On our last call in Hip Sobriety School, I told Holly Whitaker that I felt like I was having a honeymoon period with my sobriety and asked if that was a “thing.” She said yes, and that it was called “the pink cloud.” After the call I immediately googled it. I was met with sad cautionary tales, along the lines of don’t get too comfortable, there’s danger around every corner. I was so disappointed and decided to ignore the warnings and just enjoy it. I felt great. My mind was clear, energy back, bloat gone. I rode the pink cloud for about 3 years and I wish the same for you!
The low down on prebiotics and probiotics
This smoothie is all about supporting and resetting a healthy gut or microbiome which is so foundational to good physical and mental health. It’s also easily digestible and contains 8 grams of protein. The pink cloud smoothie contains both probiotics and prebiotics in one gulp! Probiotics introduce healthy bacteria into the gut and are found in fermented foods which include kefir, sauerkraut, tempeh and kombucha. Prebiotics are composed of insoluble fiber and are found in fruits, (like berries), whole grains and vegetables. This type of fiber becomes food for the good bacteria. So, prebiotics feed the probiotics.
The benefits of a healthy gut include everything from strengthening our immune system, balancing blood sugar, improving common digestive issues like bloating and constipation, and even impacting our mental health. The gut is often referred to as the “second brain.” Depression and anxiety for example are associated with low levels of mood-regulating neurotransmitters, like the mood stabilizing serotonin, which live in the gut.
Not surprisingly, ingesting alcohol is devastating to the gut microbiome. So, introducing pre and probiotics into your diet is crucial to to healing and feeling good enough to enjoy the pink cloud.
This smoothie recipe is hardly a recipe at all. It’s two ingredients with an optional third and/or fourth.
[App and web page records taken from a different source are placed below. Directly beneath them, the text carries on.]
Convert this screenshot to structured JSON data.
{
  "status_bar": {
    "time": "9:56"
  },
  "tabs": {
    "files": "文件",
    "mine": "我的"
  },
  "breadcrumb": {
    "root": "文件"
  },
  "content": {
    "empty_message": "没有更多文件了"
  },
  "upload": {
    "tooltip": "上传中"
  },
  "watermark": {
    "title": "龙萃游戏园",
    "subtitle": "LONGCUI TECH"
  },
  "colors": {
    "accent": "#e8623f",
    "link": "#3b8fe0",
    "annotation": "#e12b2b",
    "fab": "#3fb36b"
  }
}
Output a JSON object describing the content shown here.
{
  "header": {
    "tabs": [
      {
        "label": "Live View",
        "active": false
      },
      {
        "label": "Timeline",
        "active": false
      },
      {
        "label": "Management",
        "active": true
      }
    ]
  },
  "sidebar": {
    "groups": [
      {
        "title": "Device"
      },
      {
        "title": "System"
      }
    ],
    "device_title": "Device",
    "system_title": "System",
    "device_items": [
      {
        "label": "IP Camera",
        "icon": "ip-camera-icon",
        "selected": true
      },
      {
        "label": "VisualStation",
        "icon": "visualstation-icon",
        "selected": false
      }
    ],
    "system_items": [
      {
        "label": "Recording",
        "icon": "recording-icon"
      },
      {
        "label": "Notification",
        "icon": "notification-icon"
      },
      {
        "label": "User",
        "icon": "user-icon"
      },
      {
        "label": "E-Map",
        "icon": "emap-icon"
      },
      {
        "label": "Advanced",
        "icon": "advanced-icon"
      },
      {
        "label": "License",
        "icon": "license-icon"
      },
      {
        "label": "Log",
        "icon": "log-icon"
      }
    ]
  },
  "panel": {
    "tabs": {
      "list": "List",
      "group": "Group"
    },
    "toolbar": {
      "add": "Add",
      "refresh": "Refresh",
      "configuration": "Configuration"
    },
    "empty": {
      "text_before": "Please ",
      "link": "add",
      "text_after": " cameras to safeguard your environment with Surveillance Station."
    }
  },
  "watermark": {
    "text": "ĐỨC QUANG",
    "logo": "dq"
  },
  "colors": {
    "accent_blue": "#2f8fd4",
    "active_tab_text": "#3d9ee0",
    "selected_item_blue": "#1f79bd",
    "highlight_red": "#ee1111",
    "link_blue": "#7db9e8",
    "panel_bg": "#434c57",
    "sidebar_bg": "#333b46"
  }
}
Kefir is a fermented milk drink. I would describe it as drinkable yogurt. I use goat kefir which can be a little hard to find, so regular cow milk kefir is absolutely fine and available in most supermarkets. It contains the same nutrients as the goat variety, but goat dairy is more easily digestible, particularly for the lactose intolerant. Goat kefir can be found at your local health food store, (I know Whole Foods carries it) Depending on the sweetness of your strawberries, add honey or maple syrup to taste. With 9 grams of protein it’s great as a snack. If you’re pressed for time or energy, add some protein powder to use it as a meal substitute. 20 – 25 grams is recommended for a complete meal.
- 1 cup kefir (goat if you can find it)
- 1 cup strawberries or other berry, fresh or frozen
- Sweetener (optional)
- Protein powder (optional)
- Place all ingredients in a blender and blend until smooth.